Perseverance is the gift of God. What does the Scripture say?  We are kept by the power of God through faith, kept by the power of God.  Even the fruits of grace are called the fruits of the Spirit: love, joy, faith, longsuffering, patience, meekness, kindness.  These are the fruit of the Spirit, not my fruit. 


I will tell you. Salvation is all of grace, all of God.  Salvation is of the Lord.  Everything I need is found in Christ. 


For what part of salvation am I to look to Christ?  Every bit of it.  He is the author and finisher of our faith.  He is the beginning and the end. He is the alpha and the omega, from eternity past to eternity future everything I have, everything I am, everything I know, everything I will ever be is found in Christ and not in me.  I will give him all the glory both now and forever. 


All right, last of all. What is our encouragement to look to Christ?  Charles Wesley wrote that hymn, “And can it be that I should gain an interest in the Savior’s blood?  Died he for me who him to death pursued.”


Another hymn he wrote, “Depth of mercy, can there be mercy still reserved for me?”


You say, “Preacher, how can we be sure that God will show mercy to folks like me and you?”


Well, here is the first reason, his character. He said, “Look unto me. I am a just God and I am a Savior. I am a Savior.” 


Adam is put out of the garden, but he goes out with a promise. The flood destroys they earth, but there is an ark on top of that flood. Sodomy is destroyed, but Lot walks out. God walks through Egypt and destroys the first born of every home, but there is some blood on the door. And so God’s character says God will be merciful.


Secondly, God’s promise is all the way through the Word.  He says this, “Come unto me. I will give you rest.” That is his promise.  He cannot lie.  “Come now, let us reason together. Though your sins be as scarlet I will make them whit as snow.”  Do you believe that?  I believe God.  I believe he is able to perform all that he promised. And he promised to save all who will come to him.  That is what he said. 


And then his visit to the earth. He came down here for just this purpose, to seek and to save the lost.  He said, “The son of Man didn’t come to call the righteous but sinners to repentance.”


Paul said, “This is a faithful saying.  It is worthy of acceptation by everyone of you that Jesus Christ came into the world to save sinners.”


So, sinner, if there is one there, they are hard to find, but if there is one there, if you can look to Christ on the authority of God’s Word, you will be made whole. For he says, “Look unto me and be ye saved all the ends of the earth.  I am God and there is none else.”
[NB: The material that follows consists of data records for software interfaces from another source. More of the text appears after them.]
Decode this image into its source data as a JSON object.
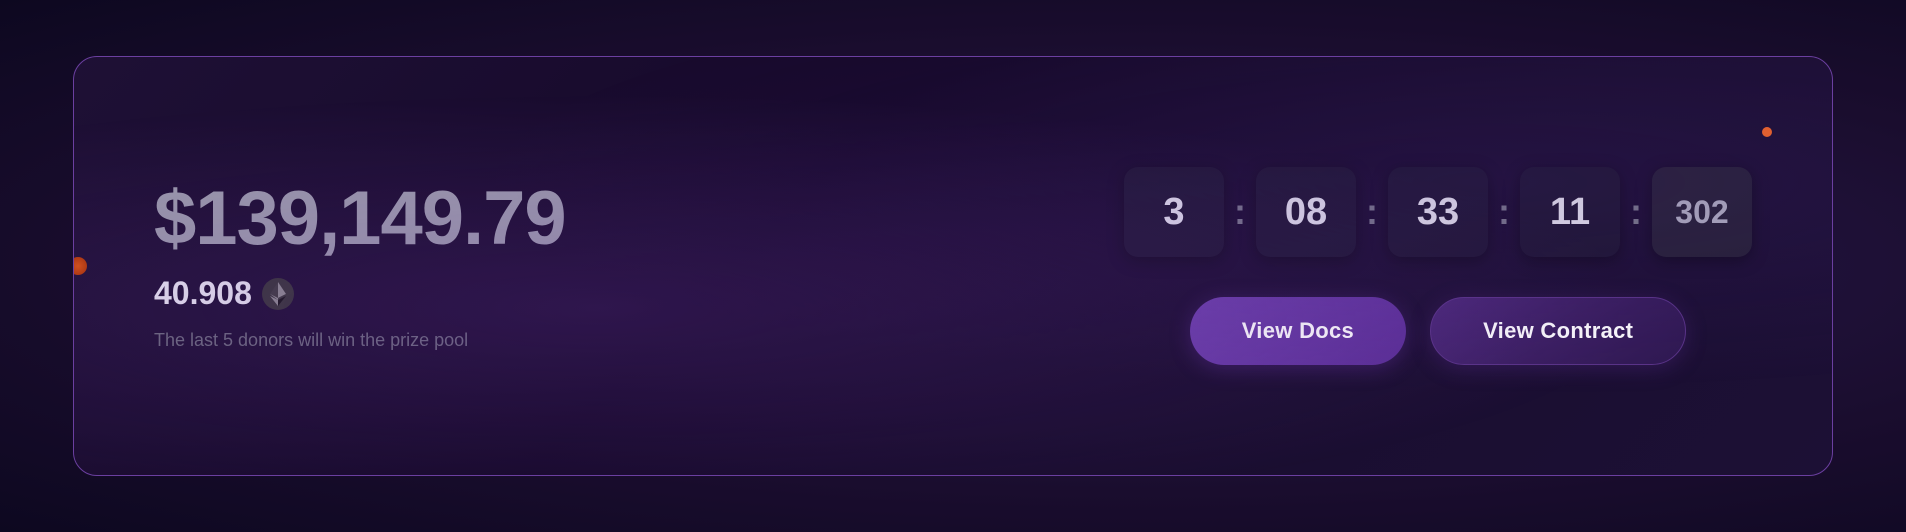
{
  "card": {
    "price_usd": "$139,149.79",
    "price_eth": "40.908",
    "eth_symbol": "Ξ",
    "description": "The last 5 donors will win the prize pool",
    "timer": {
      "days": "3",
      "hours": "08",
      "minutes": "33",
      "seconds": "11",
      "milliseconds": "302",
      "separator": ":"
    },
    "buttons": {
      "view_docs": "View Docs",
      "view_contract": "View Contract"
    }
  }
}
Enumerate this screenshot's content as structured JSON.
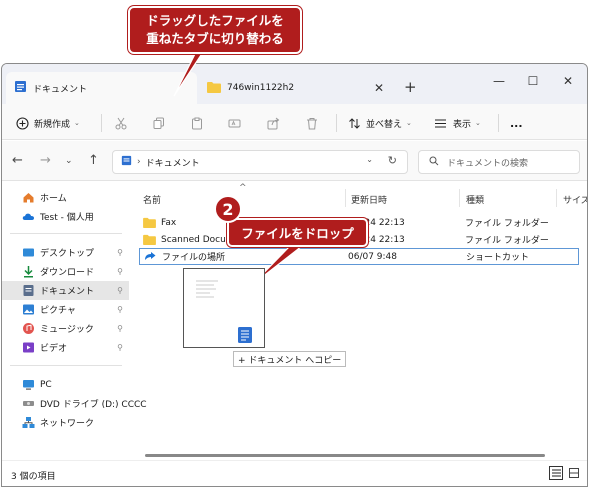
{
  "callouts": {
    "top_line1": "ドラッグしたファイルを",
    "top_line2": "重ねたタブに切り替わる",
    "drop_label": "ファイルをドロップ",
    "step_number": "2",
    "accent_color": "#b01d1d"
  },
  "tabs": [
    {
      "label": "ドキュメント",
      "close": "✕",
      "icon": "documents-icon"
    },
    {
      "label": "746win1122h2",
      "close": "✕",
      "icon": "folder-icon"
    }
  ],
  "new_tab": "+",
  "window_controls": {
    "minimize": "—",
    "maximize": "☐",
    "close": "✕"
  },
  "toolbar": {
    "new_label": "新規作成",
    "sort_label": "並べ替え",
    "view_label": "表示",
    "more_label": "..."
  },
  "address": {
    "path_label": "ドキュメント",
    "search_placeholder": "ドキュメントの検索"
  },
  "sidebar": {
    "items": [
      {
        "label": "ホーム",
        "icon": "home-icon"
      },
      {
        "label": "Test - 個人用",
        "icon": "cloud-icon"
      },
      {
        "label": "デスクトップ",
        "icon": "desktop-icon",
        "pinned": true
      },
      {
        "label": "ダウンロード",
        "icon": "download-icon",
        "pinned": true
      },
      {
        "label": "ドキュメント",
        "icon": "documents-icon",
        "pinned": true,
        "selected": true
      },
      {
        "label": "ピクチャ",
        "icon": "pictures-icon",
        "pinned": true
      },
      {
        "label": "ミュージック",
        "icon": "music-icon",
        "pinned": true
      },
      {
        "label": "ビデオ",
        "icon": "video-icon",
        "pinned": true
      },
      {
        "label": "PC",
        "icon": "pc-icon"
      },
      {
        "label": "DVD ドライブ (D:) CCCC",
        "icon": "dvd-icon"
      },
      {
        "label": "ネットワーク",
        "icon": "network-icon"
      }
    ],
    "pin_glyph": "📌"
  },
  "columns": {
    "name": "名前",
    "modified": "更新日時",
    "type": "種類",
    "size": "サイズ"
  },
  "files": [
    {
      "name": "Fax",
      "date": "/10/24 22:13",
      "type": "ファイル フォルダー",
      "icon": "folder-icon"
    },
    {
      "name": "Scanned Docun",
      "date": "/10/24 22:13",
      "type": "ファイル フォルダー",
      "icon": "folder-icon"
    },
    {
      "name": "ファイルの場所",
      "date": "06/07 9:48",
      "type": "ショートカット",
      "icon": "shortcut-icon"
    }
  ],
  "drag": {
    "tooltip": "+ ドキュメント へコピー"
  },
  "status": {
    "item_count": "3 個の項目"
  }
}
Now, I have this message on a cassette tape. It is called, “There is life in a look.” On the other side there is a message I will preach next week on “He is a Jew...He is a Jew.” These two messages will cost you two dollars. That is what it costs us to make them, send them to you.  You send a two dollar donation, I will mail you these two messages: “Life in a look,” “He is a Jew.”


Until next week, God bless you.